"Farming communities rely on fencing. Without fences farmers can't re-establish their commercial enterprises. Life is difficult enough for farming families in Australia. Many have had long droughts and now they have floods. They can't afford to forgo further income. It's up to us to help them to restore their fences. Unfortunately, the flood and cyclone devastation is even greater than the Black Saturday disaster," said Kevin.
A huge task still lies ahead. To keep our work going over the next few months, we urgently need hundreds more volunteers across our basecamps. It's easy to become a BlazeAid volunteer - simply give us a call or send an email, then "Just come" to one of our basecamps.
Many of our volunteers arrive with no previous fencing experience, but are willing to give it a go and learn on the job. Not all of the fencing involves heavy work - there is hay to be pulled off fences, wire to be run through the holes in the posts, and other less physical, but really important tasks.
Age is no barrier and fencing isn't only "men's work". We've had people of all ages - from school kids to people in their late 70s - all helping make a difference. Many of our long-term volunteers are retirees and "Grey Nomads", while individuals, school groups, community, church and sporting groups, etc are also helping out. About a third of our 3,200 Black Saturday volunteers were ladies of all ages who worked out on the fence line. Currently, about 40% of our fencing volunteers are ladies of all ages.

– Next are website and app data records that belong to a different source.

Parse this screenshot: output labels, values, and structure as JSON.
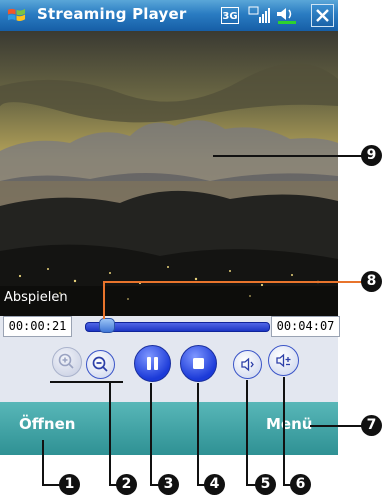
{
  "titlebar": {
    "title": "Streaming Player",
    "network": "3G"
  },
  "player": {
    "status": "Abspielen",
    "time_current": "00:00:21",
    "time_total": "00:04:07",
    "progress_fraction": 0.08
  },
  "softkeys": {
    "left": "Öffnen",
    "right": "Menü"
  },
  "callouts": [
    "1",
    "2",
    "3",
    "4",
    "5",
    "6",
    "7",
    "8",
    "9"
  ],
  "colors": {
    "title_bar": "#1f6fb5",
    "softkey_bar": "#3aa3a5",
    "seek_bar": "#2c46d6"
  }
}
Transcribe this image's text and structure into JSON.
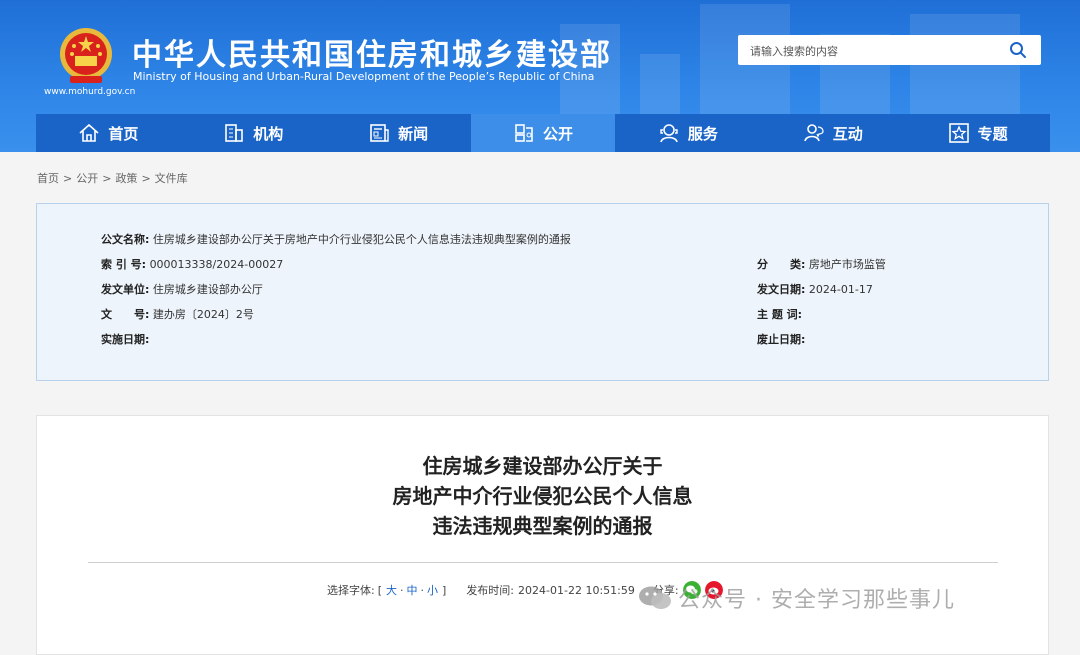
{
  "header": {
    "title": "中华人民共和国住房和城乡建设部",
    "subtitle": "Ministry of Housing and Urban-Rural Development of the People’s Republic of China",
    "url": "www.mohurd.gov.cn",
    "search_placeholder": "请输入搜索的内容"
  },
  "nav": {
    "items": [
      {
        "label": "首页",
        "icon": "home-icon"
      },
      {
        "label": "机构",
        "icon": "building-icon"
      },
      {
        "label": "新闻",
        "icon": "news-icon"
      },
      {
        "label": "公开",
        "icon": "open-icon"
      },
      {
        "label": "服务",
        "icon": "service-icon"
      },
      {
        "label": "互动",
        "icon": "interact-icon"
      },
      {
        "label": "专题",
        "icon": "topic-icon"
      }
    ],
    "active_index": 3
  },
  "breadcrumb": [
    "首页",
    "公开",
    "政策",
    "文件库"
  ],
  "meta": {
    "title_key": "公文名称:",
    "title_val": "住房城乡建设部办公厅关于房地产中介行业侵犯公民个人信息违法违规典型案例的通报",
    "index_key": "索 引 号:",
    "index_val": "000013338/2024-00027",
    "category_key": "分　　类:",
    "category_val": "房地产市场监管",
    "issuer_key": "发文单位:",
    "issuer_val": "住房城乡建设部办公厅",
    "date_key": "发文日期:",
    "date_val": "2024-01-17",
    "docno_key": "文　　号:",
    "docno_val": "建办房〔2024〕2号",
    "keyword_key": "主 题 词:",
    "keyword_val": "",
    "effective_key": "实施日期:",
    "effective_val": "",
    "expire_key": "废止日期:",
    "expire_val": ""
  },
  "article": {
    "title_lines": [
      "住房城乡建设部办公厅关于",
      "房地产中介行业侵犯公民个人信息",
      "违法违规典型案例的通报"
    ],
    "font_label": "选择字体:",
    "font_open": "[",
    "font_large": "大",
    "font_medium": "中",
    "font_small": "小",
    "font_close": "]",
    "publish_label": "发布时间:",
    "publish_time": "2024-01-22 10:51:59",
    "share_label": "分享:"
  },
  "watermark": "公众号 · 安全学习那些事儿",
  "colors": {
    "header_blue": "#2f86e8",
    "nav_blue": "#1a64c8",
    "nav_active": "#3d8ee8",
    "meta_bg": "#eef4fb",
    "wechat_green": "#3cb034",
    "weibo_red": "#e6162d"
  }
}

We have accommodation for our volunteers, as well as areas for caravans and motor homes. Tasty, nutritious meals are provided and volunteers aged 12 to 85 years are covered by insurance. The camaraderie of the BlazeAid basecamps is something that's hard to describe until you experience it.
"With community support we can again repeat the great work that was done after the fires in Victoria", says Kevin.

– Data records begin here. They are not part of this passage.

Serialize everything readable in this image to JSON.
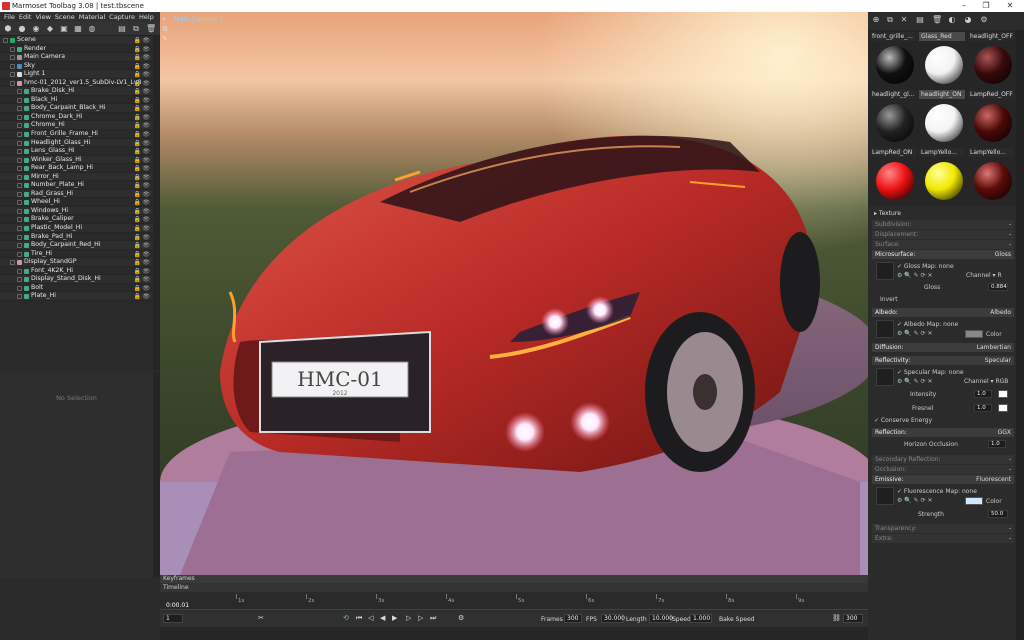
{
  "window": {
    "title": "Marmoset Toolbag 3.08  |  test.tbscene",
    "minimize": "–",
    "maximize": "❐",
    "close": "✕"
  },
  "menu": [
    "File",
    "Edit",
    "View",
    "Scene",
    "Material",
    "Capture",
    "Help"
  ],
  "outliner": {
    "items": [
      {
        "label": "Scene",
        "indent": 0,
        "icon": "#2a6"
      },
      {
        "label": "Render",
        "indent": 1,
        "icon": "#3b7"
      },
      {
        "label": "Main Camera",
        "indent": 1,
        "icon": "#999"
      },
      {
        "label": "Sky",
        "indent": 1,
        "icon": "#58b"
      },
      {
        "label": "Light 1",
        "indent": 1,
        "icon": "#ddd"
      },
      {
        "label": "hmc-01_2012_ver1.5_SubDiv-LV1_Lv8",
        "indent": 1,
        "icon": "#c9a"
      },
      {
        "label": "Brake_Disk_Hi",
        "indent": 2,
        "icon": "#4a8"
      },
      {
        "label": "Black_Hi",
        "indent": 2,
        "icon": "#4a8"
      },
      {
        "label": "Body_Carpaint_Black_Hi",
        "indent": 2,
        "icon": "#4a8"
      },
      {
        "label": "Chrome_Dark_Hi",
        "indent": 2,
        "icon": "#4a8"
      },
      {
        "label": "Chrome_Hi",
        "indent": 2,
        "icon": "#4a8"
      },
      {
        "label": "Front_Grille_Frame_Hi",
        "indent": 2,
        "icon": "#4a8"
      },
      {
        "label": "Headlight_Glass_Hi",
        "indent": 2,
        "icon": "#4a8"
      },
      {
        "label": "Lens_Glass_Hi",
        "indent": 2,
        "icon": "#4a8"
      },
      {
        "label": "Winker_Glass_Hi",
        "indent": 2,
        "icon": "#4a8"
      },
      {
        "label": "Rear_Back_Lamp_Hi",
        "indent": 2,
        "icon": "#4a8"
      },
      {
        "label": "Mirror_Hi",
        "indent": 2,
        "icon": "#4a8"
      },
      {
        "label": "Number_Plate_Hi",
        "indent": 2,
        "icon": "#4a8"
      },
      {
        "label": "Rad_Grass_Hi",
        "indent": 2,
        "icon": "#4a8"
      },
      {
        "label": "Wheel_Hi",
        "indent": 2,
        "icon": "#4a8"
      },
      {
        "label": "Windows_Hi",
        "indent": 2,
        "icon": "#4a8"
      },
      {
        "label": "Brake_Caliper",
        "indent": 2,
        "icon": "#4a8"
      },
      {
        "label": "Plastic_Model_Hi",
        "indent": 2,
        "icon": "#4a8"
      },
      {
        "label": "Brake_Pad_Hi",
        "indent": 2,
        "icon": "#4a8"
      },
      {
        "label": "Body_Carpaint_Red_Hi",
        "indent": 2,
        "icon": "#4a8"
      },
      {
        "label": "Tire_Hi",
        "indent": 2,
        "icon": "#4a8"
      },
      {
        "label": "Display_StandGP",
        "indent": 1,
        "icon": "#c9a"
      },
      {
        "label": "Font_4K2K_Hi",
        "indent": 2,
        "icon": "#4a8"
      },
      {
        "label": "Display_Stand_Disk_Hi",
        "indent": 2,
        "icon": "#4a8"
      },
      {
        "label": "Bolt",
        "indent": 2,
        "icon": "#4a8"
      },
      {
        "label": "Plate_Hi",
        "indent": 2,
        "icon": "#4a8"
      }
    ]
  },
  "properties": {
    "empty_label": "No Selection"
  },
  "viewport": {
    "camera_label": "Main Camera ▿",
    "plate_text": "HMC-01",
    "plate_sub": "2012"
  },
  "timeline": {
    "keyframes_label": "Keyframes",
    "timeline_label": "Timeline",
    "current_time": "0:00.01",
    "ticks": [
      "1s",
      "2s",
      "3s",
      "4s",
      "5s",
      "6s",
      "7s",
      "8s",
      "9s"
    ],
    "frame_field": "1",
    "frames_label": "Frames",
    "frames_value": "300",
    "fps_label": "FPS",
    "fps_value": "30.000",
    "length_label": "Length",
    "length_value": "10.000",
    "speed_label": "Speed",
    "speed_value": "1.000",
    "bake_label": "Bake Speed",
    "end_value": "300"
  },
  "materials": [
    {
      "name": "front_grille_...",
      "color": "#111",
      "highlight": "#bbb",
      "selected": false
    },
    {
      "name": "Glass_Red",
      "color": "#f2f2f2",
      "highlight": "#ffffff",
      "selected": true
    },
    {
      "name": "headlight_OFF",
      "color": "#3a0a0a",
      "highlight": "#a55",
      "selected": false
    },
    {
      "name": "headlight_gl...",
      "color": "#222",
      "highlight": "#999",
      "selected": false
    },
    {
      "name": "headlight_ON",
      "color": "#f4f4f4",
      "highlight": "#ffffff",
      "selected": true
    },
    {
      "name": "LampRed_OFF",
      "color": "#4a0a08",
      "highlight": "#c66",
      "selected": false
    },
    {
      "name": "LampRed_ON",
      "color": "#ee1111",
      "highlight": "#ff8888",
      "selected": false
    },
    {
      "name": "LampYello...",
      "color": "#f0e800",
      "highlight": "#ffff99",
      "selected": false
    },
    {
      "name": "LampYello...",
      "color": "#5a0c08",
      "highlight": "#d77",
      "selected": false
    },
    {
      "name": "",
      "color": "#222",
      "highlight": "#ccc",
      "selected": false
    },
    {
      "name": "",
      "color": "#5a0808",
      "highlight": "#e66",
      "selected": false
    },
    {
      "name": "",
      "color": "#3a3a3a",
      "highlight": "#ccc",
      "selected": false
    }
  ],
  "panel": {
    "texture": "▸ Texture",
    "subdivision": "Subdivision:",
    "displacement": "Displacement:",
    "surface": "Surface:",
    "microsurface": {
      "label": "Microsurface:",
      "mode": "Gloss",
      "map_label": "✓ Gloss Map: none",
      "channel": "Channel ▾ R",
      "gloss_label": "Gloss",
      "gloss_value": "0.884",
      "invert": "Invert"
    },
    "albedo": {
      "label": "Albedo:",
      "mode": "Albedo",
      "map_label": "✓ Albedo Map: none",
      "color_label": "Color"
    },
    "diffusion": {
      "label": "Diffusion:",
      "mode": "Lambertian"
    },
    "reflectivity": {
      "label": "Reflectivity:",
      "mode": "Specular",
      "map_label": "✓ Specular Map: none",
      "channel": "Channel ▾ RGB",
      "intensity_label": "Intensity",
      "intensity_value": "1.0",
      "fresnel_label": "Fresnel",
      "fresnel_value": "1.0",
      "conserve": "✓ Conserve Energy"
    },
    "reflection": {
      "label": "Reflection:",
      "mode": "GGX",
      "horizon_label": "Horizon Occlusion",
      "horizon_value": "1.0"
    },
    "secondary": "Secondary Reflection:",
    "occlusion": "Occlusion:",
    "emissive": {
      "label": "Emissive:",
      "mode": "Fluorescent",
      "map_label": "✓ Fluorescence Map: none",
      "color_label": "Color",
      "strength_label": "Strength",
      "strength_value": "50.0"
    },
    "transparency": "Transparency:",
    "extra": "Extra:",
    "dash": "-"
  },
  "colors": {
    "accent": "#9ecbff",
    "albedo_swatch": "#888888",
    "emissive_swatch": "#cfe8ff"
  }
}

Rhonda and Kevin Butler are farmers from Kilmore East who lost 5 km of fences in the Black Saturday fires of 8th February 2009. Realising that the fencing task was too big for them, they called on family and friends plus a few local volunteers to help. Soon the word spread and with a total of 120 helpers, the fence was rebuilt in 7 days - a task that would have taken Kevin and Rhonda up to three months on their own. At this point Rhonda said to Kevin "You know how to fence and you know how to organise people...now you should help others" and so Blaze Aid was born.
From a humble wool shed in Kilmore East, 3,200 volunteers from all parts of Australia and overseas were allocated to teams to work alongside Black Saturday bushfire survivors. Over a period of around ten months they cleared approx 600km of damaged fence lines, and helped rebuild or replace 400km of fences.

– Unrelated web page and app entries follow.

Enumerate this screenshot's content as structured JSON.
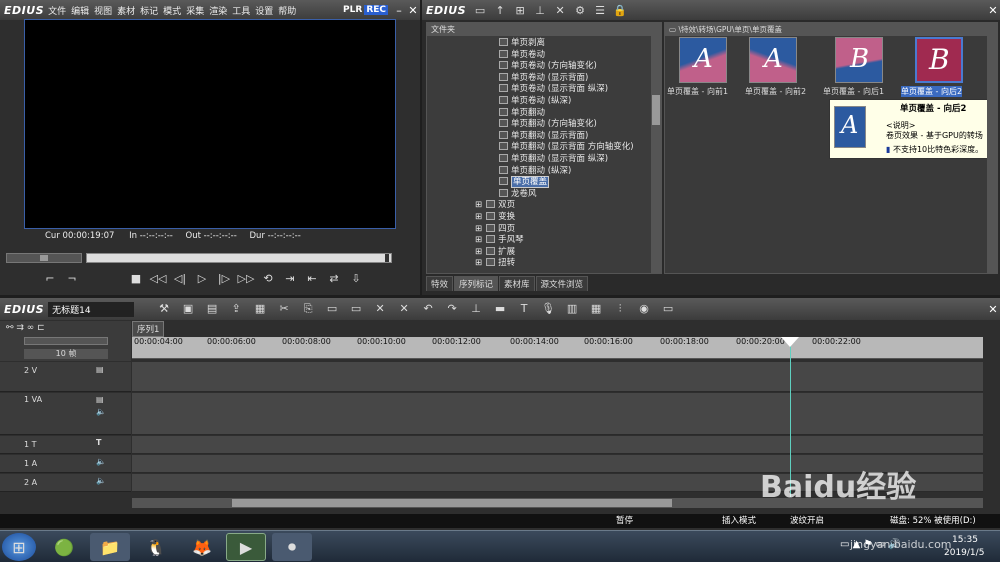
{
  "player": {
    "logo": "EDIUS",
    "menu": [
      "文件",
      "编辑",
      "视图",
      "素材",
      "标记",
      "模式",
      "采集",
      "渲染",
      "工具",
      "设置",
      "帮助"
    ],
    "plr": "PLR",
    "rec": "REC",
    "cur_label": "Cur",
    "cur_value": "00:00:19:07",
    "in_label": "In",
    "in_value": "--:--:--:--",
    "out_label": "Out",
    "out_value": "--:--:--:--",
    "dur_label": "Dur",
    "dur_value": "--:--:--:--"
  },
  "effects": {
    "logo": "EDIUS",
    "folder_header": "文件夹",
    "path": "\\特效\\转场\\GPU\\单页\\单页覆盖",
    "tree": [
      {
        "label": "单页剥离",
        "level": 1
      },
      {
        "label": "单页卷动",
        "level": 1
      },
      {
        "label": "单页卷动 (方向轴变化)",
        "level": 1
      },
      {
        "label": "单页卷动 (显示背面)",
        "level": 1
      },
      {
        "label": "单页卷动 (显示背面 纵深)",
        "level": 1
      },
      {
        "label": "单页卷动 (纵深)",
        "level": 1
      },
      {
        "label": "单页翻动",
        "level": 1
      },
      {
        "label": "单页翻动 (方向轴变化)",
        "level": 1
      },
      {
        "label": "单页翻动 (显示背面)",
        "level": 1
      },
      {
        "label": "单页翻动 (显示背面 方向轴变化)",
        "level": 1
      },
      {
        "label": "单页翻动 (显示背面 纵深)",
        "level": 1
      },
      {
        "label": "单页翻动 (纵深)",
        "level": 1
      },
      {
        "label": "单页覆盖",
        "level": 1,
        "selected": true
      },
      {
        "label": "龙卷风",
        "level": 1
      },
      {
        "label": "双页",
        "level": 0
      },
      {
        "label": "变换",
        "level": 0
      },
      {
        "label": "四页",
        "level": 0
      },
      {
        "label": "手风琴",
        "level": 0
      },
      {
        "label": "扩展",
        "level": 0
      },
      {
        "label": "扭转",
        "level": 0
      }
    ],
    "thumbs": [
      {
        "label": "单页覆盖 - 向前1"
      },
      {
        "label": "单页覆盖 - 向前2"
      },
      {
        "label": "单页覆盖 - 向后1"
      },
      {
        "label": "单页覆盖 - 向后2",
        "selected": true
      }
    ],
    "tooltip": {
      "title": "单页覆盖 - 向后2",
      "desc_header": "<说明>",
      "desc": "卷页效果 - 基于GPU的转场",
      "warn": "不支持10比特色彩深度。"
    },
    "tabs": [
      "特效",
      "序列标记",
      "素材库",
      "源文件浏览"
    ]
  },
  "timeline": {
    "logo": "EDIUS",
    "project": "无标题14",
    "sequence_tab": "序列1",
    "zoom": "10 帧",
    "ticks": [
      "00:00:04:00",
      "00:00:06:00",
      "00:00:08:00",
      "00:00:10:00",
      "00:00:12:00",
      "00:00:14:00",
      "00:00:16:00",
      "00:00:18:00",
      "00:00:20:00",
      "00:00:22:00"
    ],
    "tracks": [
      {
        "name": "2 V"
      },
      {
        "name": "1 VA"
      },
      {
        "name": "1 T"
      },
      {
        "name": "1 A"
      },
      {
        "name": "2 A"
      }
    ]
  },
  "status": {
    "pause": "暂停",
    "insert": "插入模式",
    "ripple": "波纹开启",
    "disk": "磁盘: 52% 被使用(D:)"
  },
  "taskbar": {
    "time": "15:35",
    "date": "2019/1/5"
  },
  "watermark": {
    "brand": "Baidu经验",
    "url": "jingyan.baidu.com"
  }
}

For information and updates on becoming a BlazeAid volunteer, or to get fencing assistance, or information on donating to BlazeAid, please go to BlazeAid
|BlazeAid - Brian Carr
|Ph. 0428 984 117
|BlazeAid - Kevin Butler
|Ph. 0418 530 471